- **Extracted data**
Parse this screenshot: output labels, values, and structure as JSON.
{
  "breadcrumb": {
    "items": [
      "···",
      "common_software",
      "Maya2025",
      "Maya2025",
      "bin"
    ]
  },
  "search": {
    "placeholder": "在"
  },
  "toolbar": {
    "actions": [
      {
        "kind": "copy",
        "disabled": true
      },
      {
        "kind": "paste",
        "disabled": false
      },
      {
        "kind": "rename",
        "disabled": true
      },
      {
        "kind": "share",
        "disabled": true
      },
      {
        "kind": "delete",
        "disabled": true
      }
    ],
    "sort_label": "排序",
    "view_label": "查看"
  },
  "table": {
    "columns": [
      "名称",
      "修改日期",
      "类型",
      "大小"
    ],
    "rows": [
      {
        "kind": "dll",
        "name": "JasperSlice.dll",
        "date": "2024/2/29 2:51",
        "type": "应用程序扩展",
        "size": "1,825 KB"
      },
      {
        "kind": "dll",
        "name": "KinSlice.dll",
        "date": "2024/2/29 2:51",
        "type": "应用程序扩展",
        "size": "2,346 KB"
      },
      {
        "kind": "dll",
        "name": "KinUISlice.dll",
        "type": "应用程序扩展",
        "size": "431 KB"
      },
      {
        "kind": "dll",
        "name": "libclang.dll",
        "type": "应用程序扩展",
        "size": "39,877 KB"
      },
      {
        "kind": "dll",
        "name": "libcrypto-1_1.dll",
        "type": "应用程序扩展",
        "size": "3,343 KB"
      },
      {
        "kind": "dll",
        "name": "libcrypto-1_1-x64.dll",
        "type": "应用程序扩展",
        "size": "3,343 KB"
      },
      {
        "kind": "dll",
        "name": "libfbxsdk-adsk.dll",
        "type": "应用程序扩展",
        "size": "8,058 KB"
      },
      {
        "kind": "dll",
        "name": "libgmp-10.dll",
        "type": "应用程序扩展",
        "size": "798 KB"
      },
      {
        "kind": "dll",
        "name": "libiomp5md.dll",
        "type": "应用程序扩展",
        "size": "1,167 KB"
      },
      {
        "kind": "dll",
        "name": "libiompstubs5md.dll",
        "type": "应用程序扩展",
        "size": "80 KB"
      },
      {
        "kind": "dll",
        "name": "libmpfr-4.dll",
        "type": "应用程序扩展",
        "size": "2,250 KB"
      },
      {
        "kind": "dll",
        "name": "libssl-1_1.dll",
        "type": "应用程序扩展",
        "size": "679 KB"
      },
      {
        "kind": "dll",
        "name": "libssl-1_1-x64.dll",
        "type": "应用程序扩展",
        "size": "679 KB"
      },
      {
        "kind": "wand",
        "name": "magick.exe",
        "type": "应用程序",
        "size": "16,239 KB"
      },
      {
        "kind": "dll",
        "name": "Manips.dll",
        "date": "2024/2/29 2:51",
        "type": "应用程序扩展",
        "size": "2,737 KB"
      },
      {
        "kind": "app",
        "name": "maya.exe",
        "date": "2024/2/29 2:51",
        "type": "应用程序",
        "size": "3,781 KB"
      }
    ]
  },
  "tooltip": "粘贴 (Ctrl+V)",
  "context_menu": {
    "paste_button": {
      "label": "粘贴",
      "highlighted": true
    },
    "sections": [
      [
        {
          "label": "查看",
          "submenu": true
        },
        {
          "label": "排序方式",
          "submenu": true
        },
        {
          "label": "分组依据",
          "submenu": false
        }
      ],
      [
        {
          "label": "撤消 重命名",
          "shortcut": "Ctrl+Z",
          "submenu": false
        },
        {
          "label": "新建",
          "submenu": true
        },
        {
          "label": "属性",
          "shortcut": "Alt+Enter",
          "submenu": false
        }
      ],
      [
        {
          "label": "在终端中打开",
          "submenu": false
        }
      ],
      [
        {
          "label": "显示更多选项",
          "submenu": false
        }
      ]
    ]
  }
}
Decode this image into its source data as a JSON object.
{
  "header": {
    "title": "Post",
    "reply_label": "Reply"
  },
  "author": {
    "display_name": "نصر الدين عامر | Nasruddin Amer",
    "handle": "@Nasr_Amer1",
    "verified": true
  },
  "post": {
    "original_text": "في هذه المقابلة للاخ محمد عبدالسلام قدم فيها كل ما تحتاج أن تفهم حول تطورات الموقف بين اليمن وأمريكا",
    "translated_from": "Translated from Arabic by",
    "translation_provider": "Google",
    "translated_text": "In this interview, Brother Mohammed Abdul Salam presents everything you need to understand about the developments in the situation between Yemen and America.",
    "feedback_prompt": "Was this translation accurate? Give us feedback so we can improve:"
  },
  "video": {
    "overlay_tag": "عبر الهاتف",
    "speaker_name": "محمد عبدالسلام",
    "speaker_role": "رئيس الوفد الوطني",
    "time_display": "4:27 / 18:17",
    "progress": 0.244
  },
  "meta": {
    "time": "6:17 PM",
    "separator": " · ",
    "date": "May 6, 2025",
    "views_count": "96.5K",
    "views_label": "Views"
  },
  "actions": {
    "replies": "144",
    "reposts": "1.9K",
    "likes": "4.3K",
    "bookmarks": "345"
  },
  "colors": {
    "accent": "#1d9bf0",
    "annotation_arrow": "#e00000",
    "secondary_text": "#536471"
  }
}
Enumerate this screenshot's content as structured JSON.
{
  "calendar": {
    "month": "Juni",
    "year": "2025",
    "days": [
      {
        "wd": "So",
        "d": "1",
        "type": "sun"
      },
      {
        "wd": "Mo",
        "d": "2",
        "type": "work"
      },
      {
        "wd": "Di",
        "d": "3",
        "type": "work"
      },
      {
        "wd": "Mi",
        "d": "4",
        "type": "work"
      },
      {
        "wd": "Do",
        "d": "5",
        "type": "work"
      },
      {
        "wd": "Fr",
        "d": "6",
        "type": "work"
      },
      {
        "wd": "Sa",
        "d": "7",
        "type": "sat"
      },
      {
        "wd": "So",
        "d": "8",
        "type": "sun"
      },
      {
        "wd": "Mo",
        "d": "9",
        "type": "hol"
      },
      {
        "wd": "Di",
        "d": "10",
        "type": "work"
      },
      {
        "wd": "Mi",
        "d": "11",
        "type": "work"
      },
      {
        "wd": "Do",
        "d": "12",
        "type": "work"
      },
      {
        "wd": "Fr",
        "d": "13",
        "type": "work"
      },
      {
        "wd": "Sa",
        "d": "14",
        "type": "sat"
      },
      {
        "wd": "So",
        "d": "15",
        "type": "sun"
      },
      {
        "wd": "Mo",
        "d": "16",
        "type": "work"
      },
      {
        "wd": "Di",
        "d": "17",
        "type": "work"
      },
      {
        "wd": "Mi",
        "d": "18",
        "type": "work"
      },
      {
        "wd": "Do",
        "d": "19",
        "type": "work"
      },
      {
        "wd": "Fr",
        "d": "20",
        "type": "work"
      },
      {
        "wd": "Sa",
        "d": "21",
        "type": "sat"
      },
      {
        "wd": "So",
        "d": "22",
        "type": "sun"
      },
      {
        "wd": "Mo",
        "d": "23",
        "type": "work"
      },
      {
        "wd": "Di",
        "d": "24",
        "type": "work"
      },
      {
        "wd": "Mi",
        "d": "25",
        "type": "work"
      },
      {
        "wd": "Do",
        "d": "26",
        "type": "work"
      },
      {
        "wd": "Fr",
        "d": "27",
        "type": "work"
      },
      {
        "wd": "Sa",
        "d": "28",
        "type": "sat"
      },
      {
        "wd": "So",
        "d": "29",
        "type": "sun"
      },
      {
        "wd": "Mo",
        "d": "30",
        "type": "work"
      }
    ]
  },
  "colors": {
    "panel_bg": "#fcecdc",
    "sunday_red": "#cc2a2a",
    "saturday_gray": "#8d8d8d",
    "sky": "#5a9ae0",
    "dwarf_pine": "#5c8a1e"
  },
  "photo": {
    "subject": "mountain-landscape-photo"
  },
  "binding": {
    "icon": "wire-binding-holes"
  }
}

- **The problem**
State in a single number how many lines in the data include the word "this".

- **Task output**
5